Apart from the images, repeat the data below exactly as written.
*** Opening EXTRACTED ENTRIES ***
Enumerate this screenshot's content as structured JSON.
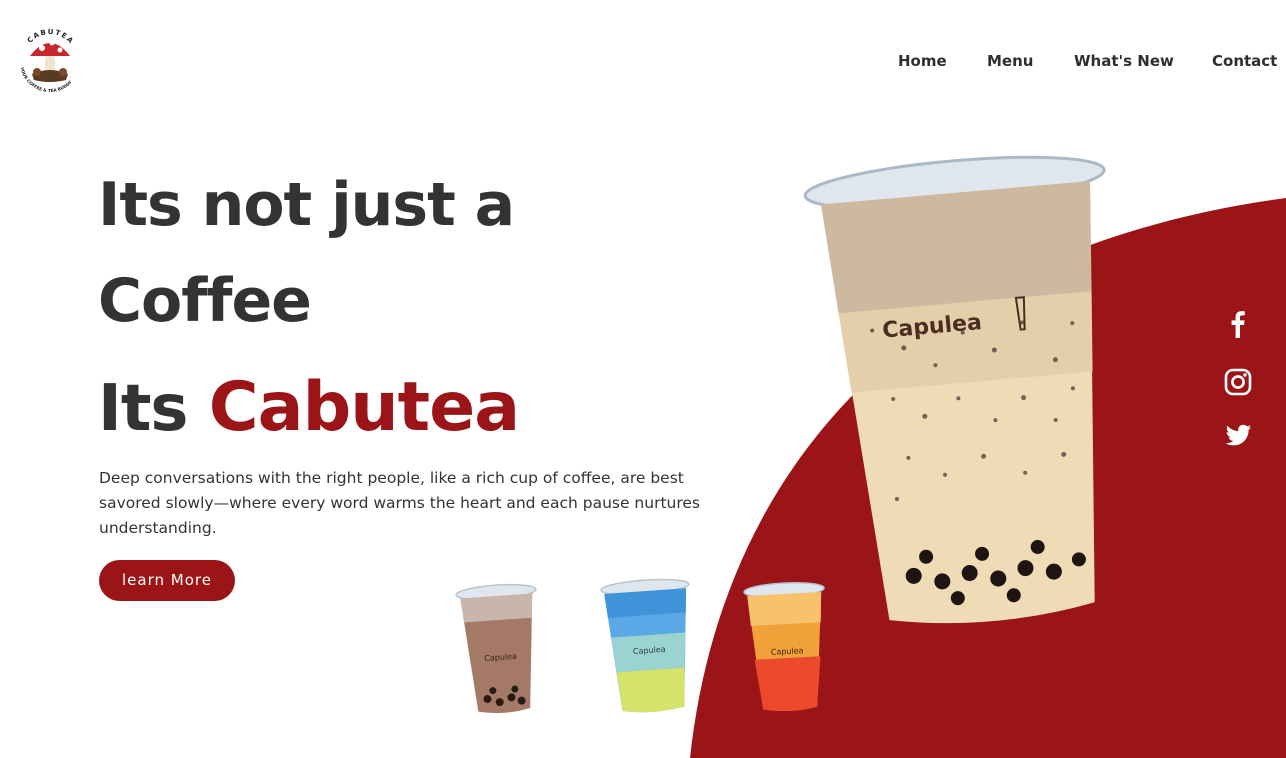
{
  "brand": {
    "logo_text_top": "CABUTEA",
    "logo_text_bottom": "YOUR COFFEE & TEA BUDDY",
    "accent_color": "#9b1518"
  },
  "nav": {
    "items": [
      {
        "label": "Home"
      },
      {
        "label": "Menu"
      },
      {
        "label": "What's New"
      },
      {
        "label": "Contact"
      }
    ]
  },
  "hero": {
    "line1": "Its not just a",
    "line2": "Coffee",
    "line3_prefix": "Its ",
    "line3_accent": "Cabutea",
    "description": "Deep conversations with the right people, like a rich cup of coffee, are best savored slowly—where every word warms the heart and each pause nurtures understanding.",
    "cta_label": "learn More"
  },
  "products": {
    "cup_label": "Capulea"
  },
  "social": [
    {
      "icon": "facebook-icon"
    },
    {
      "icon": "instagram-icon"
    },
    {
      "icon": "twitter-icon"
    }
  ]
}
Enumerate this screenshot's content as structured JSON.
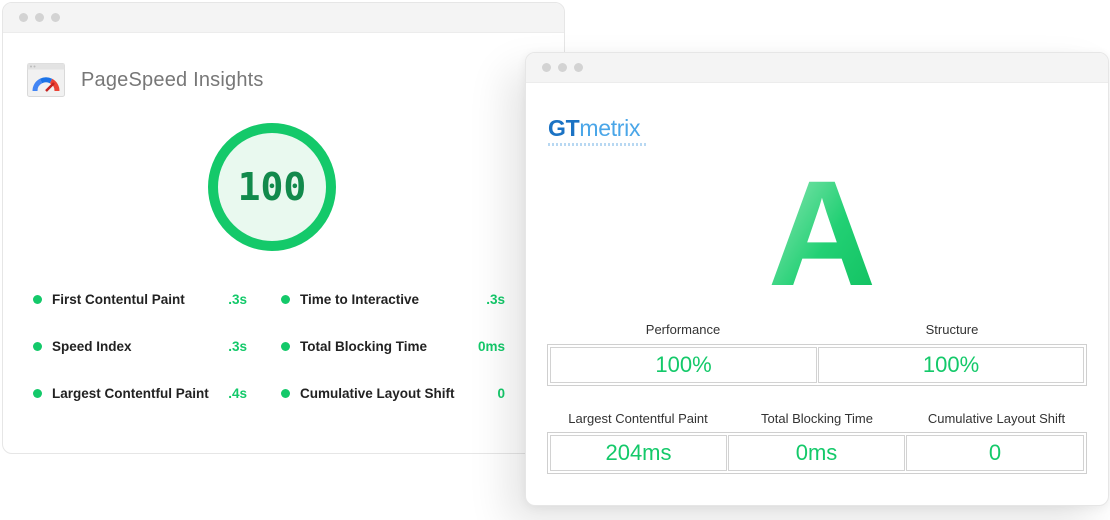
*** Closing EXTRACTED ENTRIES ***
| WORKED SOLUTION |
Enumerate this screenshot's content as structured JSON.
{
  "brand": {
    "logo_text_top": "CABUTEA",
    "logo_text_bottom": "YOUR COFFEE & TEA BUDDY",
    "accent_color": "#9b1518"
  },
  "nav": {
    "items": [
      {
        "label": "Home"
      },
      {
        "label": "Menu"
      },
      {
        "label": "What's New"
      },
      {
        "label": "Contact"
      }
    ]
  },
  "hero": {
    "line1": "Its not just a",
    "line2": "Coffee",
    "line3_prefix": "Its ",
    "line3_accent": "Cabutea",
    "description": "Deep conversations with the right people, like a rich cup of coffee, are best savored slowly—where every word warms the heart and each pause nurtures understanding.",
    "cta_label": "learn More"
  },
  "products": {
    "cup_label": "Capulea"
  },
  "social": [
    {
      "icon": "facebook-icon"
    },
    {
      "icon": "instagram-icon"
    },
    {
      "icon": "twitter-icon"
    }
  ]
}
Enumerate this screenshot's content as structured JSON.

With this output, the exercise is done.